The child may object, but you do not have to explain or elaborate. That is that. Now, let me be clear. I am not advocating the enforcement of rules in a rigid authoritarian manner, so that children cannot register their complaints or different perspectives on the matter. There are plenty of other opportunities to discuss these issues with children and many chances to listen to children’s objections or alternative points of view. What I am suggesting that one way for caregivers to avoid a struggle while trying to set a limit is to use family values as a basis for their decision.
Another time family values comes up is when siblings fight among themselves. If kindness and tolerance of differences is a value of your family (I am including children’s homes as “families”) you can also use those values to support your position in relation to the sibling conflict. If one child is criticizing the other, you can say simply, “In our family, we do not judge other people.” Or, “In our family, we do not talk to other people like that.” Sometimes, following that pronouncement, those words are enough. Other times, you have to take subsequent action, such as separating the two children or giving one or both of them a consequence.
The concept of family values is not a magic bullet, but it is important. That is because caregivers not infrequently become confused or ambivalent when challenged by the child. For example, “Why should Susie get to play with my new game when I want to go bike riding?” If the child is very persuasive or good as pressing his advantage, the caregiver might start to confuse considerations about the type of activity or the general issue of fairness with the main question – who should choose. In that case, the caregiver might hesitate, and that could lead to an argument. If, on the other hand, she has a simple rule to follow that supports her basic beliefs, she is clearer and more confident.The answer to this question might be something like, “I think you will have time to do both, but since Susie is your guest, we will play with the new game first.”
In another example, a child tells his sibling or playmate that he is stupid. The caregiver may say, “We don’t criticize others like that in our family (or home).” Even if the child who is criticizing does not retract the remark, the child who was criticized heard the caregiver pronounce the family values, and that is critically important.

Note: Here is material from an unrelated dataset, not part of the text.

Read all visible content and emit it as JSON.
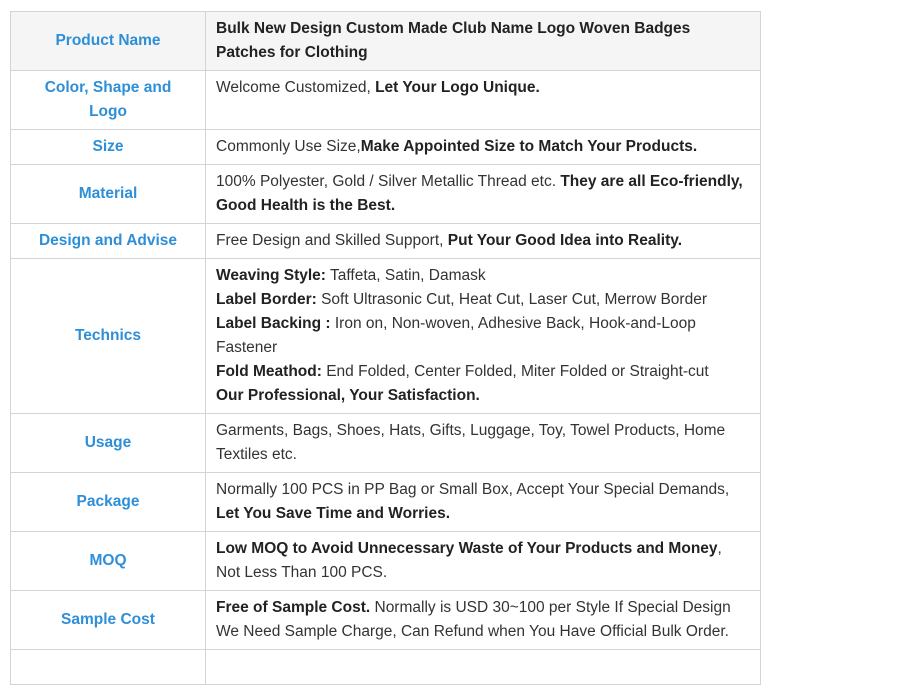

In the next posting, I will talk about another issue in limit setting.